    In amending an application in reply to a rejection, the applicant must clearly point out why he/she thinks the amended claims are patentable in view of the state of the art disclosed by the prior references cited or the objections made. He/she must also show how the claims as amended avoid such references or objections. After reply by the applicant, the application will be reconsidered, and the applicant will be notified as to the status of the claims that is, whether the claims are rejected, or objected to, or whether the claims are allowed, in the same manner as after the first examination. The second Office action usually will be made final.

    Interviews with examiners may be arranged, but an interview does not remove the necessity of replying to Office actions within the required time.

  7. Issue process.
  8. If the prosecution stage is successful and the USPTO issue a Notice of Allowance, formal patent drawings must be prepared from the originally prepared informal drawings. The issue fee must be paid, as well. After the patent has issued the USPTO requires that maintenance fee to be paid at periodic periods. The maintenance fees increase over the life of the patent which is 20 years from the date when the application was filed. The issue process is typically 3-9 months depending upon the responsiveness of the USPTO.

    Allowance and Issue of Patent

    If, on examination of the application, or at a later stage during the reconsideration of the application, the patent application is found to be allowable, a Notice of Allowance and Fee(s) Due will be sent to the applicant, or to applicant's attorney or agent of record, if any, and a fee for issuing the patent and if applicable, for publishing the patent application publication (see 37 CFR 1.211-1.221), is due within three months from the date of the notice. If timely payment of the fee(s) is not made, the application will be regarded as abandoned. See the current fee schedule at www.uspto.gov.

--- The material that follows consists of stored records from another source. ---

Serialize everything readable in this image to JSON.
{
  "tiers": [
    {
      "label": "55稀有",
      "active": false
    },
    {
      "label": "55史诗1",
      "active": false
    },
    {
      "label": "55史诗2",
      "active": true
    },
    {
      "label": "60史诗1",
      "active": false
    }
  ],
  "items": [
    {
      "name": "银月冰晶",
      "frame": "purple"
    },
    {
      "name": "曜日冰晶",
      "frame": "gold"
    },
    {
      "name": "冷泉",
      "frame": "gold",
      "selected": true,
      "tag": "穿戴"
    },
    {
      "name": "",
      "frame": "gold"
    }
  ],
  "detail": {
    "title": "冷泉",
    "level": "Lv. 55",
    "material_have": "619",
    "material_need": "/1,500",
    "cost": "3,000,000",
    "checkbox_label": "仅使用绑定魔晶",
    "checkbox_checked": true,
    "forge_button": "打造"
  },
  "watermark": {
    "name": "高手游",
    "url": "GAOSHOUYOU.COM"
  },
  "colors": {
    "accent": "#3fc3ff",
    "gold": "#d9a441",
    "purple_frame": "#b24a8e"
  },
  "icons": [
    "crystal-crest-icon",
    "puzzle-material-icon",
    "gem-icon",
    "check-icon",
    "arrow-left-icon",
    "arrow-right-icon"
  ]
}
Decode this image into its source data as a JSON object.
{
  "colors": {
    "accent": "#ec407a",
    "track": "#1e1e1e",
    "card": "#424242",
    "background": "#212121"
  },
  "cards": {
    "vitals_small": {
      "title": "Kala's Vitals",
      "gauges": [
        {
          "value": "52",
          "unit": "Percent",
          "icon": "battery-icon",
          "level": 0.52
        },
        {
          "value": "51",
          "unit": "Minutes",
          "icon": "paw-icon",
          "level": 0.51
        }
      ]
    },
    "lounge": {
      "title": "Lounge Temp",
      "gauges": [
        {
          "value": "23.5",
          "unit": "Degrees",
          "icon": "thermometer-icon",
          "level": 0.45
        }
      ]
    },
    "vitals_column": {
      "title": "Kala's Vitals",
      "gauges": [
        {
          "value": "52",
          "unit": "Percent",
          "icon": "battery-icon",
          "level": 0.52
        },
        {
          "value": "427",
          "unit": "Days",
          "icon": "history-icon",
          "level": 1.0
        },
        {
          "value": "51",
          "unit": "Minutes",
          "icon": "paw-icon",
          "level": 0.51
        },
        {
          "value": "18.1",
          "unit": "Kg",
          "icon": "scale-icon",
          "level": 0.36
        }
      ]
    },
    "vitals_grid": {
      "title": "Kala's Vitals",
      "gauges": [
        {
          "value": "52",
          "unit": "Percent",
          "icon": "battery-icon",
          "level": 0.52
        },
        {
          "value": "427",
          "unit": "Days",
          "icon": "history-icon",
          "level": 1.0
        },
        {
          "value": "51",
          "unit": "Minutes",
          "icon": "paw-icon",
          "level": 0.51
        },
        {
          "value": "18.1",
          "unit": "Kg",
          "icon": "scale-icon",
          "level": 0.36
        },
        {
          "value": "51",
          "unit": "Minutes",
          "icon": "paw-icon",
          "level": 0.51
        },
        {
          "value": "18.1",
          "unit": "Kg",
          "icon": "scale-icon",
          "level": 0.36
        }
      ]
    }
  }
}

    When the required fees are paid, the patent issues as soon as possible after the date of payment, dependent upon the volume of printing on hand. The patent grant then is delivered or mailed on the day of its grant, or as soon thereafter as possible, to the inventor's attorney or agent if there is one of record, otherwise directly to the inventor. On the date of the grant, the patent file becomes open to the public for applications not opened earlier by publication of the application.

    Final Rejection

    On the second or later consideration, the rejection or other action may be made final. The applicant's reply is then limited to appeal in the case of rejection of any claim and further amendment is restricted. Petition may be taken to the Director in the case of objections or requirements not involved in the rejection of any claim. Reply to a final rejection or action must include cancellation of, or appeal from the rejection of, each claim so rejected and, if any claim stands allowed, compliance with any requirement or objection as to form. In making such final rejection, the examiner repeats or states all grounds of rejection.

    Patent Term Extension and Adjustment

    The terms of certain patents may be subject to extension or adjustment under 35 U.S.C. 154(b). Such extension or adjustment results from certain specified types of delays which may occur while an application is pending before the Office.